Harry Markopolos undresses the SEC: Is Mary Schapiro the right one for this job?

On Wednesday last week, while most of the nation was transfixed by “stimulus plan” negotiations, the U.S. House Capital Markets Subcommittee held a little-noticed hearing, featuring uber securities sleuth Harry Markopolos, that could rock U.S. securities regulation to its core.  As a financial markets player, attorney and professor for over twenty years, I have seen some amazing things in domestic and international financial markets. However . . .

Nothing in my recollection quite equals the drubbing that Markopolos unleashed on the SEC last Wednesday morning.  The first 64 pages of Markopolos’ written testimony should be required reading for every financial markets professional and, drumroll, every U.S. senator and representative with a hand in upcoming securities-market legislation.  To hear Markopolos tell it, what we need at the SEC is not more money but more brains and fewer arrogant attorneys.

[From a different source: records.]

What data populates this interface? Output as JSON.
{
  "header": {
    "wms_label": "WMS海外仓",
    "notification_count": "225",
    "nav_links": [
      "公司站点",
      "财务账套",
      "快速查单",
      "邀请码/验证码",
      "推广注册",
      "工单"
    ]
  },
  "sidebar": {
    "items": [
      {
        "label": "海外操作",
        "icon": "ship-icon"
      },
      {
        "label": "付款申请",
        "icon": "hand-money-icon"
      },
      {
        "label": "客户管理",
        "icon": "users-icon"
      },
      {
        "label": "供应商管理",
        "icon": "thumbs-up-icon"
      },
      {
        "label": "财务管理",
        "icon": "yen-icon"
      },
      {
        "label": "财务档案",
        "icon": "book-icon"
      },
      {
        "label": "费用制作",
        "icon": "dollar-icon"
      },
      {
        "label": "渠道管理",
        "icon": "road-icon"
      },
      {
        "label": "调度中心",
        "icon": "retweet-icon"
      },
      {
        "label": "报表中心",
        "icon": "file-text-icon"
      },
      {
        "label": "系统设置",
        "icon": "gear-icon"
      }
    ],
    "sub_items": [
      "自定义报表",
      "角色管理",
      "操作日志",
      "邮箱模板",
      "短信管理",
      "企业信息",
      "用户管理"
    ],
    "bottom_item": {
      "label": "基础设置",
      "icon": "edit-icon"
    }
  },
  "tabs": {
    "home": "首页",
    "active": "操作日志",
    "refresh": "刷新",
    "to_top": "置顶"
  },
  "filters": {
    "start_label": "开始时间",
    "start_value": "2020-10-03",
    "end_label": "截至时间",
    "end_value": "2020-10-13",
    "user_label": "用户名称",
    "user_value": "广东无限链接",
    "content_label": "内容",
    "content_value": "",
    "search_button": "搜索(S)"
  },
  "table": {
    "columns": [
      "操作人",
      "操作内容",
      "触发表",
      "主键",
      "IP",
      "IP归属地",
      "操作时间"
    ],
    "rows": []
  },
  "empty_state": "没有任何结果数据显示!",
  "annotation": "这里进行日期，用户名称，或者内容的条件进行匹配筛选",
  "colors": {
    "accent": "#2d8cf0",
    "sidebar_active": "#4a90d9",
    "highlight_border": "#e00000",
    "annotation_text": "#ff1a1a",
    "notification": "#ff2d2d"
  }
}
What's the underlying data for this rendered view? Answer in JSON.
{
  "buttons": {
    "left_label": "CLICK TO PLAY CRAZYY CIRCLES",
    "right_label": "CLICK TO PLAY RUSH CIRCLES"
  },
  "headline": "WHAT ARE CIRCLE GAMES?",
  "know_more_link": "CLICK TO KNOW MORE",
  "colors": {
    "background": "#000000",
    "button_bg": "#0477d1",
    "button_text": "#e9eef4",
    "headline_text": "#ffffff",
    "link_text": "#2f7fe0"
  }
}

Among the long list of disturbing revelations at pages 62-64 of the 375-page submission:

1. It took Markopolos a mere four hours, back in February 2000, to mathematically prove that Madoff’s fund was a fraud; and

2. Incoming SEC Chair Mary L. Schapiro’s name is distressingly prominent, since at least 2001, as head of FINRA (formerly NASD), a key securities-market SRO that Markopolos believably asserts is not only incompetent but “in bed with the [financial] industry.” Is Schapiro really the best choice to head the SEC?

More information on the hearing, including an archived webcast, is available at the House Financial Services website.